Coastal deserts share many features which are common to all type of deserts. The amount of rainfall is very low as compared to any other places on earth. As a result, fresh water is lacking most of the time, except when it comes from other humid region through the river or with underground flow.

The Dry stream channels can be filled to flood levels over a long period of time and by run-off from a few rainstorms. The vegetation is also spare or lacking, except some ephemeral plants which spring up after a rain and with their long roots, they can take underground water which is near to the surface. Woody shrubs in localities concentrate the near base of the slopes.

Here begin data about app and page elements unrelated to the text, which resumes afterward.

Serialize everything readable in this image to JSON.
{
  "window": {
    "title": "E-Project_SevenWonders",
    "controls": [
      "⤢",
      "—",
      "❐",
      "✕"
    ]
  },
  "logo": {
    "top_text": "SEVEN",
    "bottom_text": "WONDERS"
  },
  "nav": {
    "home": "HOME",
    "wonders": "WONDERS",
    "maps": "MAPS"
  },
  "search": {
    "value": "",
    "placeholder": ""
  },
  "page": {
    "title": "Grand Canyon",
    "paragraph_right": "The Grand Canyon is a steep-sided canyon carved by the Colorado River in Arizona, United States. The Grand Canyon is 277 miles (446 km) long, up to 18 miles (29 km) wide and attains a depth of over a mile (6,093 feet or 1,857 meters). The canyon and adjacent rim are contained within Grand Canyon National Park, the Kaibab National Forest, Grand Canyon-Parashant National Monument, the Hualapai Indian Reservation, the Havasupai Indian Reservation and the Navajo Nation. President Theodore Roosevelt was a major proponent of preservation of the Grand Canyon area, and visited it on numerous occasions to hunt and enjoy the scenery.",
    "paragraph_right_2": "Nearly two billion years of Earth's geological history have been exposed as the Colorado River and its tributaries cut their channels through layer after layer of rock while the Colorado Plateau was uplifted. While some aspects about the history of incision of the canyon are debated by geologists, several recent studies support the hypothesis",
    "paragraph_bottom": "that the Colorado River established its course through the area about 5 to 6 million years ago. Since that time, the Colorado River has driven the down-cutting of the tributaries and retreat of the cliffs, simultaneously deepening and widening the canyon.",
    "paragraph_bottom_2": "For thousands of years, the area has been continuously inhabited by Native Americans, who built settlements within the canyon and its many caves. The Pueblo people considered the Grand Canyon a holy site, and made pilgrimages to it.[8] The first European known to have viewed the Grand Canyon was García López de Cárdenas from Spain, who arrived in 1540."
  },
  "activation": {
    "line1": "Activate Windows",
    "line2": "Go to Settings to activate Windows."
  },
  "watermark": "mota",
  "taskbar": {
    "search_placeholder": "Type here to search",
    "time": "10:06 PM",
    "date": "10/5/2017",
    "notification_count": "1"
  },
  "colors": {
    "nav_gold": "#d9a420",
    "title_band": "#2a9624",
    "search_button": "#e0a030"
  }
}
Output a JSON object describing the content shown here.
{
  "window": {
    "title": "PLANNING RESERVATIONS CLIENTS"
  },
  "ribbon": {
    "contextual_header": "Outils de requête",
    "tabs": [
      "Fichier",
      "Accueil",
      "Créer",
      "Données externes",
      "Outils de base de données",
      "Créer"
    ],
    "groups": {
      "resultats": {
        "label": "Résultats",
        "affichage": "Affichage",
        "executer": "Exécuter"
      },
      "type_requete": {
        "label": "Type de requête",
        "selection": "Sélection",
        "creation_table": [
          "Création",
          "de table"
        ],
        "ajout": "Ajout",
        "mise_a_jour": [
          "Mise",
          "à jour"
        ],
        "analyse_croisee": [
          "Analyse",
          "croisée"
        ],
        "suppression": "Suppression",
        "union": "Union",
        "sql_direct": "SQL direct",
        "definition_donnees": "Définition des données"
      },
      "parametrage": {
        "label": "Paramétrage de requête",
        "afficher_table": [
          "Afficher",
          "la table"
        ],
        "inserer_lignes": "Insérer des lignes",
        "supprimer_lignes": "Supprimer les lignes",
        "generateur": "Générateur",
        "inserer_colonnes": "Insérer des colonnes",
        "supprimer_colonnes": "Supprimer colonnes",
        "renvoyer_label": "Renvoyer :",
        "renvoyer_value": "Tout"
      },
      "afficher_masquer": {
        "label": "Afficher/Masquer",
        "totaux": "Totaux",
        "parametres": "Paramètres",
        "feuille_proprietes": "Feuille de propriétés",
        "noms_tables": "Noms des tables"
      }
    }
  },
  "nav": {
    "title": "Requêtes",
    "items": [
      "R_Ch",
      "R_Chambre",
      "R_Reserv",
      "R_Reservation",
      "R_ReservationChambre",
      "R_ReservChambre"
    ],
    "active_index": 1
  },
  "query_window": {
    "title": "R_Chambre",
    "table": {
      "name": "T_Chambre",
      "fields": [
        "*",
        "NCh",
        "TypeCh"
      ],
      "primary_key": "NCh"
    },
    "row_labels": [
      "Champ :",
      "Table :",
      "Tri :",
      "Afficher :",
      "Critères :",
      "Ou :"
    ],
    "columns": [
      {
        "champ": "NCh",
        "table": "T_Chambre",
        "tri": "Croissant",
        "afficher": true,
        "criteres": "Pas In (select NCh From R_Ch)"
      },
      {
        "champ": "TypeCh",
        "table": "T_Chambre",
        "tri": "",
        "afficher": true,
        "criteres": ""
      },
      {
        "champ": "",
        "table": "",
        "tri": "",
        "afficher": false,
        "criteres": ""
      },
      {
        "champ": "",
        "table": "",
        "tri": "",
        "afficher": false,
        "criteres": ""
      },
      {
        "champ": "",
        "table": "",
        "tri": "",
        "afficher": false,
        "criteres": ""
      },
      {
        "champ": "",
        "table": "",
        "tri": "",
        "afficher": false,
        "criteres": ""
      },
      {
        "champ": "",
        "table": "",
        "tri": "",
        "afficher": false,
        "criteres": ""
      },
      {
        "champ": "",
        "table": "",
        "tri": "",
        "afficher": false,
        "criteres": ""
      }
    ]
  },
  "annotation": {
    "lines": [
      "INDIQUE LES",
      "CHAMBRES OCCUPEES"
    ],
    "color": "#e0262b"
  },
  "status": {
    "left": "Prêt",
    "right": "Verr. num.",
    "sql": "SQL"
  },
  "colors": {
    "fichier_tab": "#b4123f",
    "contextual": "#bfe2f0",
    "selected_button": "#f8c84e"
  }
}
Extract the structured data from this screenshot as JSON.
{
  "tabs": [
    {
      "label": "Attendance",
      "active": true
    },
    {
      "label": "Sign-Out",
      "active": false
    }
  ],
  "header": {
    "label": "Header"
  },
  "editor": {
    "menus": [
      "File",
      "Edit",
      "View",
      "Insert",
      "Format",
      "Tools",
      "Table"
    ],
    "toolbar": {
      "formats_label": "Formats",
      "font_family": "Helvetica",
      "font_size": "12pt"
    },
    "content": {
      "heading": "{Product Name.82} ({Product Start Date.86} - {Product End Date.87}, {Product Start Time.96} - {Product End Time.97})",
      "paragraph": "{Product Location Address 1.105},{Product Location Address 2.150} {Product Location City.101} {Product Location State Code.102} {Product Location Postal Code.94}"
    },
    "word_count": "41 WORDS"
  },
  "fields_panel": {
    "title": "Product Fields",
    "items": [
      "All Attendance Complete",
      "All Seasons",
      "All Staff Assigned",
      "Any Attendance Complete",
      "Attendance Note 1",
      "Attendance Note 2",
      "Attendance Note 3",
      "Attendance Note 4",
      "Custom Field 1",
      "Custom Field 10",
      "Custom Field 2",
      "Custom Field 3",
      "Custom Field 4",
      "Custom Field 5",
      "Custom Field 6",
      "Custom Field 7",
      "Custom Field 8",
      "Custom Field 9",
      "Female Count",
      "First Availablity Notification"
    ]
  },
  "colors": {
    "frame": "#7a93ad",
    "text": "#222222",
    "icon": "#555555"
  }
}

Due to lack of protective cover provided by the plants, the earth is exposed to action of the sun and wind.

In some of the places where the surface is swept clear of loose sand and slits, which leave a pavement of bare rock or loose stones,. Other than that, the wind has piled the sand into sand dunes.

The soil in which the sand dunes or merely stones are not present often suffers from the concentration of salts. Poorly drained depressions are common where water accumulates after rain, which leads to the formation of temporary or even permanent lakes, which never fill enough to have an outlet and are highly saline. Some problems of land utilization are also similar in the other deserts.

red beach in paracas natural reserve, peru

Agriculture is being carried only by the means of irrigation and is confronted by problems of alkaline soil. Grazing can possible

Alkaline soil poses a problem for agriculture and necessitates irrigation. Grazing, if possible at all, is meager, depending chiefly upon erratic rainstorms for temporary forage (aches), leaves of phreatophytic trees and shrubs, or slope-foot run-off brush. Lack of wells proscribes the use of some areas, even where there might be enough forage to justify grazing. Mineral wealth, if sufficiently rich, may induce settlement despite the need for costly measures. Provide fresh water.

The justification for dealing with the coastal deserts as a separate category, however, lies in the fact that they have certain distinctive qualities not shared by inland deserts. These unique qualities are related to the proximity of the sea. The climate over the land is modified by the adjacent sea.

Places near the coast have smaller temperature differences between night and day and between winter and summer than those farther inland because water heats and cools much more slowly than land. Along some of the west coast deserts, the coast is so much cooler than the interior in summer that crop possibilities are affected; dates, for example, do not receive enough heat for proper growth near the west coast of the Sahara.

Where there is strong on-shore wind, as on the west coast deserts outside of the tropics, the sea effect is naturally much greater than where winds blow from the land, though on nearly all coasts there is a tendency for a sea breeze to spring up during the day and give some relief from the heat for a few miles inland. Similarly, atmospheric humidity, fog, and dew are more common along the coast than inland.

In some cases, this non-pluvial moisture is sufficient to support some plants that could not grow in drier, hotter areas, and may permit better grazing near the coast. One great category of resources of the coastal deserts is totally lacking in most interior deserts: the resources of the sea itself.

In traversing the desert coasts one is impressed by the ubiquity of the small fisherman, and the fair abundance of large-scale fishing. The very earliest inhabitants of some of these areas were the clam-diggers and other gatherers of shellfish: an economic type requiring in its simplest form but little skill or capital.